It's another feather in the cap that Hades II works so well right out of the box, as it were, functioning pretty smoothly for an Early Access title; even on Steam Deck, where I captured the images. The only annoyance I had was that the game struggled to close when I went to quit, but I totally understand: I didn't want to step away from the game, either! I imagine it will run just fine on consoles, too, when we get to that point in the future.

And, of course, the soundtrack is once again immaculate. The beats rain fire on the proceedings just as much as Melinoe's witchcraft does. The second boss in particular had not just a theme but different songs, plural, and the songs themselves would change depending on who you were damaging. It was all incredibly wonderful to listen to; rather heavenly, if you catch my drift. As always, wait for the drop!

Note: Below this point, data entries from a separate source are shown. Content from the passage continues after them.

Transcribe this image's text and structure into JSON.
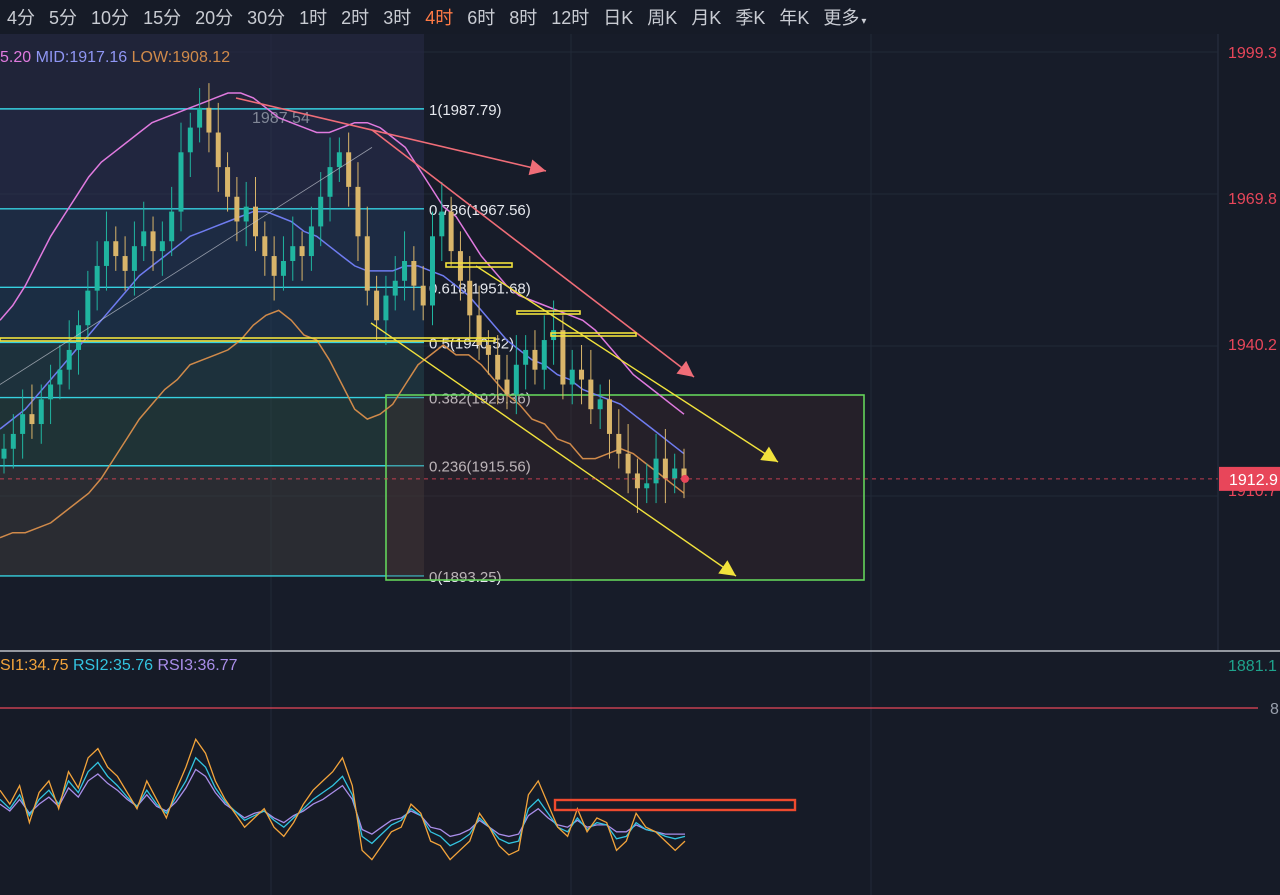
{
  "toolbar": {
    "timeframes": [
      "4分",
      "5分",
      "10分",
      "15分",
      "20分",
      "30分",
      "1时",
      "2时",
      "3时",
      "4时",
      "6时",
      "8时",
      "12时",
      "日K",
      "周K",
      "月K",
      "季K",
      "年K",
      "更多"
    ],
    "active": "4时"
  },
  "colors": {
    "bg": "#161b27",
    "fib": "#36d1e0",
    "upper_band": "#e07adf",
    "mid_band": "#6f7cf0",
    "lower_band": "#d08a4a",
    "down_arrow_red": "#f06d78",
    "channel_yellow": "#f1e23c",
    "green_box": "#63d35a",
    "red_box": "#ee4a2e",
    "price_tag": "#e8465a",
    "axis_red": "#e8465a",
    "axis_green": "#1fa38c",
    "rsi1": "#f3a43b",
    "rsi2": "#33c4e0",
    "rsi3": "#a98ee9",
    "rsi_line": "#e8465a"
  },
  "boll_legend": {
    "up_fragment": "5.20",
    "mid": "MID:1917.16",
    "low": "LOW:1908.12"
  },
  "rsi_legend": {
    "rsi1": "SI1:34.75",
    "rsi2": "RSI2:35.76",
    "rsi3": "RSI3:36.77"
  },
  "rsi_level_label": "8",
  "chart_data": {
    "type": "candlestick",
    "instrument_timeframe": "4时",
    "price_axis": {
      "ticks": [
        "1999.3",
        "1969.8",
        "1940.2",
        "1910.7",
        "1881.1"
      ],
      "tick_values": [
        1999.3,
        1969.8,
        1940.2,
        1910.7,
        1881.1
      ],
      "ylim": [
        1881.1,
        1999.3
      ]
    },
    "last_price": {
      "label": "1912.9",
      "value": 1912.9
    },
    "high_marker": {
      "label": "1987.54",
      "value": 1987.54
    },
    "fibonacci": [
      {
        "label": "1(1987.79)",
        "value": 1987.79
      },
      {
        "label": "0.786(1967.56)",
        "value": 1967.56
      },
      {
        "label": "0.618(1951.68)",
        "value": 1951.68
      },
      {
        "label": "0.5(1940.52)",
        "value": 1940.52
      },
      {
        "label": "0.382(1929.36)",
        "value": 1929.36
      },
      {
        "label": "0.236(1915.56)",
        "value": 1915.56
      },
      {
        "label": "0(1893.25)",
        "value": 1893.25
      }
    ],
    "close": [
      1919,
      1922,
      1926,
      1924,
      1929,
      1932,
      1935,
      1939,
      1944,
      1951,
      1956,
      1961,
      1958,
      1955,
      1960,
      1963,
      1959,
      1961,
      1967,
      1979,
      1984,
      1988,
      1983,
      1976,
      1970,
      1965,
      1968,
      1962,
      1958,
      1954,
      1957,
      1960,
      1958,
      1964,
      1970,
      1976,
      1979,
      1972,
      1962,
      1951,
      1945,
      1950,
      1953,
      1957,
      1952,
      1948,
      1962,
      1967,
      1959,
      1953,
      1946,
      1940,
      1938,
      1933,
      1930,
      1936,
      1939,
      1935,
      1941,
      1943,
      1932,
      1935,
      1933,
      1927,
      1929,
      1922,
      1918,
      1914,
      1911,
      1912,
      1917,
      1913,
      1915,
      1913
    ],
    "boll": {
      "upper": [
        1945,
        1948,
        1952,
        1957,
        1962,
        1966,
        1970,
        1974,
        1977,
        1979,
        1981,
        1983,
        1985,
        1986,
        1987,
        1988,
        1989,
        1990,
        1991,
        1991,
        1990,
        1988,
        1986,
        1985,
        1984,
        1983,
        1983,
        1984,
        1985,
        1985,
        1984,
        1982,
        1980,
        1976,
        1972,
        1968,
        1966,
        1962,
        1958,
        1955,
        1952,
        1950,
        1949,
        1948,
        1947,
        1946,
        1945,
        1943,
        1940,
        1937,
        1934,
        1932,
        1930,
        1928,
        1926
      ],
      "mid": [
        1923,
        1925,
        1927,
        1930,
        1933,
        1936,
        1939,
        1942,
        1945,
        1948,
        1951,
        1954,
        1956,
        1958,
        1960,
        1962,
        1963,
        1964,
        1965,
        1966,
        1967,
        1967,
        1966,
        1965,
        1963,
        1962,
        1960,
        1958,
        1956,
        1955,
        1955,
        1955,
        1956,
        1956,
        1955,
        1954,
        1952,
        1950,
        1947,
        1944,
        1941,
        1939,
        1937,
        1936,
        1934,
        1933,
        1931,
        1930,
        1929,
        1928,
        1926,
        1924,
        1922,
        1920,
        1918
      ],
      "lower": [
        1901,
        1902,
        1902,
        1903,
        1904,
        1906,
        1908,
        1910,
        1913,
        1917,
        1921,
        1925,
        1928,
        1931,
        1933,
        1936,
        1937,
        1938,
        1939,
        1941,
        1944,
        1946,
        1947,
        1945,
        1942,
        1941,
        1937,
        1932,
        1927,
        1925,
        1926,
        1928,
        1932,
        1936,
        1938,
        1940,
        1938,
        1938,
        1936,
        1933,
        1930,
        1928,
        1925,
        1924,
        1921,
        1920,
        1917,
        1917,
        1918,
        1919,
        1918,
        1916,
        1914,
        1912,
        1910
      ]
    },
    "rsi": {
      "rsi1": [
        56,
        50,
        58,
        42,
        55,
        60,
        48,
        64,
        57,
        70,
        74,
        66,
        62,
        55,
        48,
        60,
        52,
        44,
        56,
        66,
        78,
        72,
        60,
        52,
        46,
        40,
        44,
        48,
        40,
        36,
        42,
        50,
        56,
        60,
        64,
        70,
        58,
        30,
        26,
        32,
        38,
        40,
        50,
        46,
        34,
        32,
        26,
        30,
        34,
        46,
        40,
        32,
        28,
        30,
        54,
        60,
        50,
        40,
        36,
        48,
        38,
        44,
        42,
        30,
        34,
        46,
        40,
        38,
        34,
        30,
        34
      ],
      "rsi2": [
        52,
        48,
        54,
        45,
        52,
        56,
        50,
        60,
        55,
        64,
        68,
        62,
        58,
        53,
        49,
        56,
        50,
        46,
        53,
        60,
        70,
        66,
        57,
        51,
        47,
        43,
        45,
        47,
        43,
        40,
        44,
        48,
        52,
        55,
        58,
        62,
        54,
        36,
        33,
        37,
        41,
        43,
        48,
        45,
        38,
        36,
        32,
        34,
        37,
        44,
        40,
        35,
        33,
        34,
        48,
        52,
        46,
        40,
        38,
        44,
        39,
        42,
        41,
        35,
        36,
        42,
        39,
        38,
        36,
        35,
        36
      ],
      "rsi3": [
        50,
        47,
        52,
        46,
        50,
        53,
        49,
        57,
        53,
        60,
        63,
        59,
        56,
        52,
        49,
        54,
        49,
        47,
        51,
        57,
        65,
        62,
        55,
        50,
        47,
        44,
        46,
        47,
        44,
        42,
        45,
        47,
        50,
        52,
        55,
        58,
        52,
        39,
        37,
        40,
        43,
        44,
        47,
        45,
        40,
        39,
        36,
        37,
        39,
        43,
        40,
        37,
        36,
        37,
        45,
        48,
        44,
        41,
        40,
        43,
        40,
        41,
        41,
        38,
        38,
        41,
        39,
        38,
        37,
        37,
        37
      ]
    },
    "rsi_upper_level": 80,
    "drawings": [
      "down-trend arrows",
      "descending yellow channel",
      "green target box",
      "red RSI resistance box",
      "fibonacci retracement"
    ]
  }
}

Despite my relatively short time with Hades II, I find it to be just as amazing as the original. Hades II impressively scratches that itch, being a sequel that retains the core of the original while building upon it in new and exciting ways. This couldn't really exist as a story expansion or DLC for Hades; it deserves to lay claim as the developer's first-ever sequel.

The game is well on its way to becoming bigger and more incredible than its predecessor, which is saying something given Hades won Game of the Year in some circles, among others awards. The characters are well-written, again. The game plays and feels so fun, again. The soundtrack is amazing, again. All of it comes together for a wonderful experience, one that'll only get better with some more updates.

At this point, unless Hell itself drags Supergiant Games into the abyss, we're looking at another contender for best roguelike ever. And even then, people would line up to dive down and try to save them, me among them! So all I can say at this point is: it's off to Hell we go! Death to Chronos!

Are you going to check out Hades II for yourself? Waiting for Early Access to end before you buy it? Let us know in the comments below!